*Exercise prompt*.
Please return every record below exactly as it stands.

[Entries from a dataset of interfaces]

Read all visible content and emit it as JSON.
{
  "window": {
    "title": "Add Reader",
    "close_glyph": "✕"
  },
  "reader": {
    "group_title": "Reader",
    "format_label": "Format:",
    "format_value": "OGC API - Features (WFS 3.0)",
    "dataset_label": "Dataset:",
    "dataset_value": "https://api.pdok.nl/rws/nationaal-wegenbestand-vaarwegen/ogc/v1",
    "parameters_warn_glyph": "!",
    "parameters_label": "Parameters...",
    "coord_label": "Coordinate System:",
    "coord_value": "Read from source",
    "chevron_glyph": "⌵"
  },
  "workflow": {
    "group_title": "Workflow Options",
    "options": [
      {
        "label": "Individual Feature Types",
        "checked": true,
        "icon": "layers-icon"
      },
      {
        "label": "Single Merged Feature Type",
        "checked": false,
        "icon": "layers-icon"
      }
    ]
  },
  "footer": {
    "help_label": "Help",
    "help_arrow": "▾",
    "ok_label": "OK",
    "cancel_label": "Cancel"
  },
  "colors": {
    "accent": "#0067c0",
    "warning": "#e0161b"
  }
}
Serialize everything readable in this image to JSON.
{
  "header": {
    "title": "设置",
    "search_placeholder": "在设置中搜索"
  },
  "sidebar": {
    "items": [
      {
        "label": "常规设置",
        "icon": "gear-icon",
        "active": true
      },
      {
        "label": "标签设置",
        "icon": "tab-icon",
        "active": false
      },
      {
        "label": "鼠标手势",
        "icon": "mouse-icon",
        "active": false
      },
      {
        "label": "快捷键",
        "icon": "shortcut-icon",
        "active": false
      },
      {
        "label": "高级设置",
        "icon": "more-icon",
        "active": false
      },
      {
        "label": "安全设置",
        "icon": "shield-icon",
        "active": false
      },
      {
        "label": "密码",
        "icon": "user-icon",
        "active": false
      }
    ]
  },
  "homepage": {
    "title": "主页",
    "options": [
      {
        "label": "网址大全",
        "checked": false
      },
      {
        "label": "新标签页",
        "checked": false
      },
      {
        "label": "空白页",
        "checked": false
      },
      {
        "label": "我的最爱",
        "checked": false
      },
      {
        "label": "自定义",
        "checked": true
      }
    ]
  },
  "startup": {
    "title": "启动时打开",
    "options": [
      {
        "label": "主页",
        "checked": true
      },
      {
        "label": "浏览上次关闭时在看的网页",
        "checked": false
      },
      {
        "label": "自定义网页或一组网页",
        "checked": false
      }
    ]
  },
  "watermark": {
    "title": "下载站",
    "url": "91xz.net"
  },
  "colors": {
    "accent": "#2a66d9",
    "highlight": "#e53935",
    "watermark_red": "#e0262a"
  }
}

*Exercise result*.
Read all visible content and emit it as JSON.
{
  "window": {
    "title": "Add Reader",
    "close_glyph": "✕"
  },
  "reader": {
    "group_title": "Reader",
    "format_label": "Format:",
    "format_value": "OGC API - Features (WFS 3.0)",
    "dataset_label": "Dataset:",
    "dataset_value": "https://api.pdok.nl/rws/nationaal-wegenbestand-vaarwegen/ogc/v1",
    "parameters_warn_glyph": "!",
    "parameters_label": "Parameters...",
    "coord_label": "Coordinate System:",
    "coord_value": "Read from source",
    "chevron_glyph": "⌵"
  },
  "workflow": {
    "group_title": "Workflow Options",
    "options": [
      {
        "label": "Individual Feature Types",
        "checked": true,
        "icon": "layers-icon"
      },
      {
        "label": "Single Merged Feature Type",
        "checked": false,
        "icon": "layers-icon"
      }
    ]
  },
  "footer": {
    "help_label": "Help",
    "help_arrow": "▾",
    "ok_label": "OK",
    "cancel_label": "Cancel"
  },
  "colors": {
    "accent": "#0067c0",
    "warning": "#e0161b"
  }
}
Serialize everything readable in this image to JSON.
{
  "header": {
    "title": "设置",
    "search_placeholder": "在设置中搜索"
  },
  "sidebar": {
    "items": [
      {
        "label": "常规设置",
        "icon": "gear-icon",
        "active": true
      },
      {
        "label": "标签设置",
        "icon": "tab-icon",
        "active": false
      },
      {
        "label": "鼠标手势",
        "icon": "mouse-icon",
        "active": false
      },
      {
        "label": "快捷键",
        "icon": "shortcut-icon",
        "active": false
      },
      {
        "label": "高级设置",
        "icon": "more-icon",
        "active": false
      },
      {
        "label": "安全设置",
        "icon": "shield-icon",
        "active": false
      },
      {
        "label": "密码",
        "icon": "user-icon",
        "active": false
      }
    ]
  },
  "homepage": {
    "title": "主页",
    "options": [
      {
        "label": "网址大全",
        "checked": false
      },
      {
        "label": "新标签页",
        "checked": false
      },
      {
        "label": "空白页",
        "checked": false
      },
      {
        "label": "我的最爱",
        "checked": false
      },
      {
        "label": "自定义",
        "checked": true
      }
    ]
  },
  "startup": {
    "title": "启动时打开",
    "options": [
      {
        "label": "主页",
        "checked": true
      },
      {
        "label": "浏览上次关闭时在看的网页",
        "checked": false
      },
      {
        "label": "自定义网页或一组网页",
        "checked": false
      }
    ]
  },
  "watermark": {
    "title": "下载站",
    "url": "91xz.net"
  },
  "colors": {
    "accent": "#2a66d9",
    "highlight": "#e53935",
    "watermark_red": "#e0262a"
  }
}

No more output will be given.